===== RECORD EXCERPTS
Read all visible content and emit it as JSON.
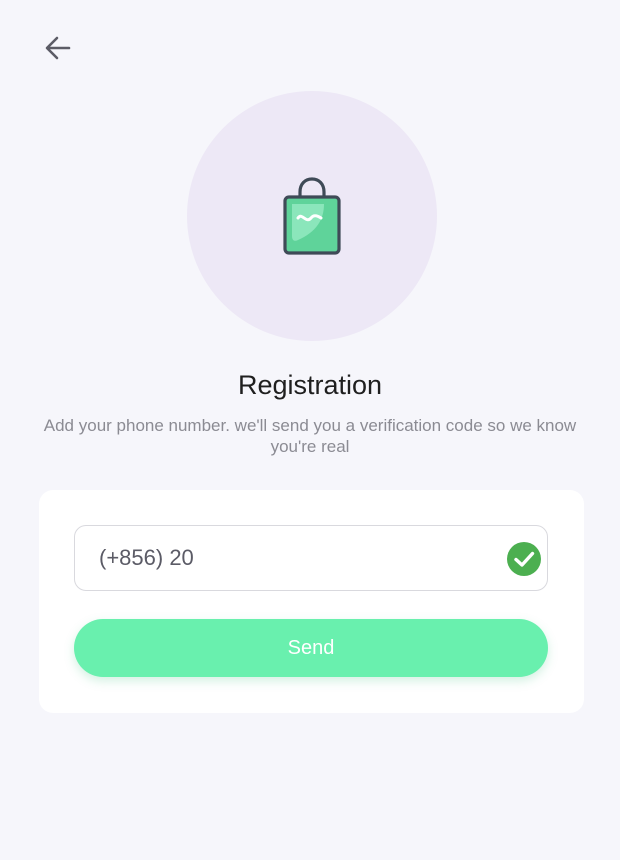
{
  "header": {
    "back_icon": "arrow-left-icon"
  },
  "hero": {
    "icon": "shopping-bag-icon",
    "circle_color": "#ede8f6",
    "bag_color": "#5fd39a"
  },
  "registration": {
    "title": "Registration",
    "subtitle": "Add your phone number. we'll send you a verification code so we know you're real"
  },
  "form": {
    "phone_value": "(+856) 20",
    "valid_icon": "check-circle-icon",
    "valid_color": "#4caf50",
    "send_label": "Send",
    "accent": "#69f0ae"
  }
}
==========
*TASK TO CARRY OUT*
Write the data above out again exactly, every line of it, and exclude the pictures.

*THE ANSWER*
Read all visible content and emit it as JSON.
{
  "header": {
    "back_icon": "arrow-left-icon"
  },
  "hero": {
    "icon": "shopping-bag-icon",
    "circle_color": "#ede8f6",
    "bag_color": "#5fd39a"
  },
  "registration": {
    "title": "Registration",
    "subtitle": "Add your phone number. we'll send you a verification code so we know you're real"
  },
  "form": {
    "phone_value": "(+856) 20",
    "valid_icon": "check-circle-icon",
    "valid_color": "#4caf50",
    "send_label": "Send",
    "accent": "#69f0ae"
  }
}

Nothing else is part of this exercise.